This morning, bright and early, Ruth and I went down town (Betty and Mom cared for Adele), and met Sarah there. Blum’s was having a large clearance sale and Ruth was in the market for a sports coat. I, too, would have gotten something if I had had sufficient funds on hand. Ruth took the day off, having to care for Adele while I worked in the afternoon. She was lucky, for they had one coat, a boxy Chesterfield, a darkish cadet blue with a velvet collar, in her size. It is made of a lovely camel hair, very fine, heavy and warm. It was reduced from $40 to $24. That was the only real bargain they had in a coat. We looked at many items. Time passed quickly and I was soon on my way to Miss Hahn’s. Ruth called to inform me of the three unexpected letters. Gosh, was I happy!

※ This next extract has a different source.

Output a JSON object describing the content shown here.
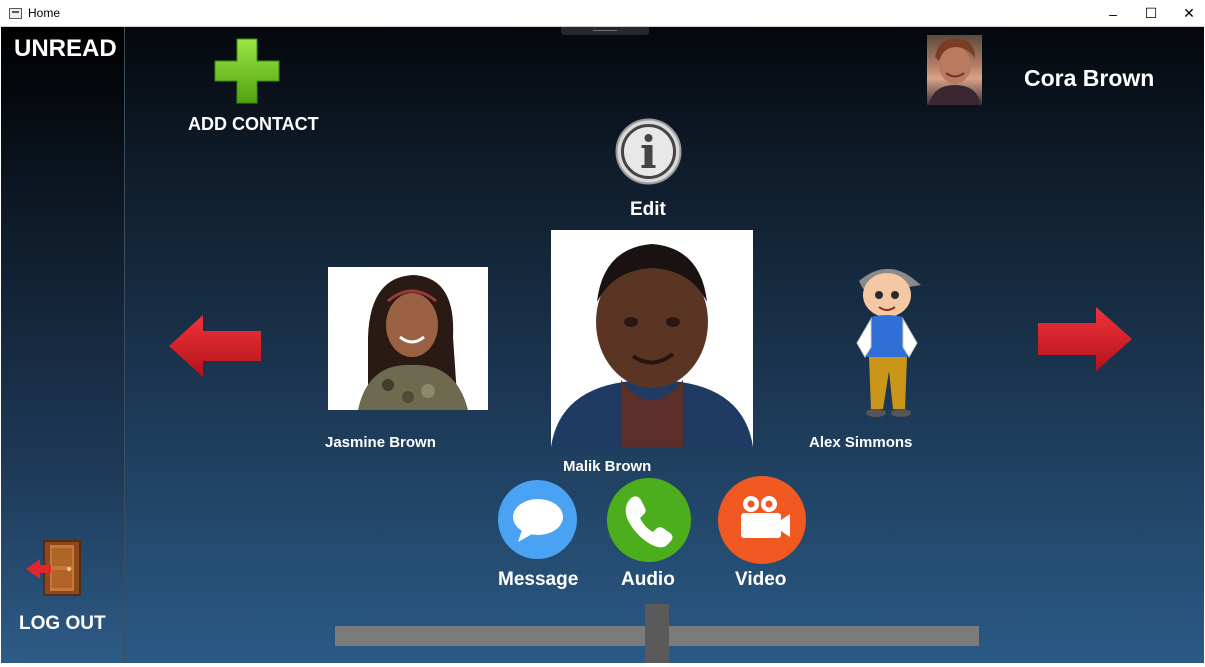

I arrived home at six (Miss Hahn gave me a calendar with a large picture of a dog and Adele made a “large” fuss over the “wow-wow”), and after loving her for a while, I opened your mail. I couldn't read them til I had finished my dinner, but the fact that they were there to be read made me feel so deelicius.
Last night I knitted a while and finished Adele’s peach beret. I didn't really have enough wool to make it as large as I would have wished it. It will serve its purpose, though.
I thought Jack N. would have put in an appearance by now, as it is just past eight. His furlough is just about over, and I'm beginning to wonder if he'll come at all. Lennie called from New York last night and begged forgiveness for not calling or visiting. All I can say is: It was about time. They had the unveiling on Sunday. It is early and they feel it best at this time as they are all together.
I passed up, “Lassie, Come Home” last night. I see you enjoyed it and maybe I'll get to see it yet. I haven't much taste for the movies, somehow. Don't know why. I don't go out of my way to seek a movie as entertainment as I'm generally too tired to dress up and merely enjoy laying around. I often wonder what it will be like when you get back—you with all that travel and adventure tucked under your belt, and a desire to settle into a rut, and me—wanting by that time, to break the bonds and see the world. I have no doubt of the outcome—we always did get along, and I only wish it were tomorrow.
Betty may take a full time job in the post office after some schooling. She isn't sure she wants to work full-time.
There was also a letter from Eddie S. He is living in a detached home that sports a lawn, bushes and trees, bright green in the middle of January.
I know how you disliked returning to camp and I hope you won't have to very much longer. I've been dreaming of you almost every night and I'm so hungry for you. I even smell the paper you write on to try to get closer. Have you heard the latest “crazy” song—Mares eat oats, does eat oats, and little lambs eat ivy? My ever constant love and adoration, baby.
P.S. Try to say kaddish for “pop.”—Mom.
January 24, 1944
Hardly know where to begin today. It was a typically routine day and there was no mail for me again. I was busy all morning and most of the afternoon at the Finance Office transcribing the payroll and tending to a few other matters. This evening, I played cards for the first time in weeks, but since most of the fellows are pretty low (financially) this close to payday, the game only lasted about forty-five minutes. I was lucky again and came out ahead of the game. I think maybe I might manage to make that check $75 after all, but don't count on it.
I was reading the other day that once the “European Phase” of the war is over, there will be demobilization “on a large scale.” The speaker was none other than F.D.R., which is good enough for my money. I don't have to tell you, Sweet, that this was the best piece of news that's come my way in a long, long time. If I knew that I would be one of those free to go home after Germany is knocked out, I wouldn't have a care in the world. Here's hoping anyhow.
My love to all and don't forget the neighbors. A big kiss for Adele, bless her lil heart—and the same for you darling. I am, as ever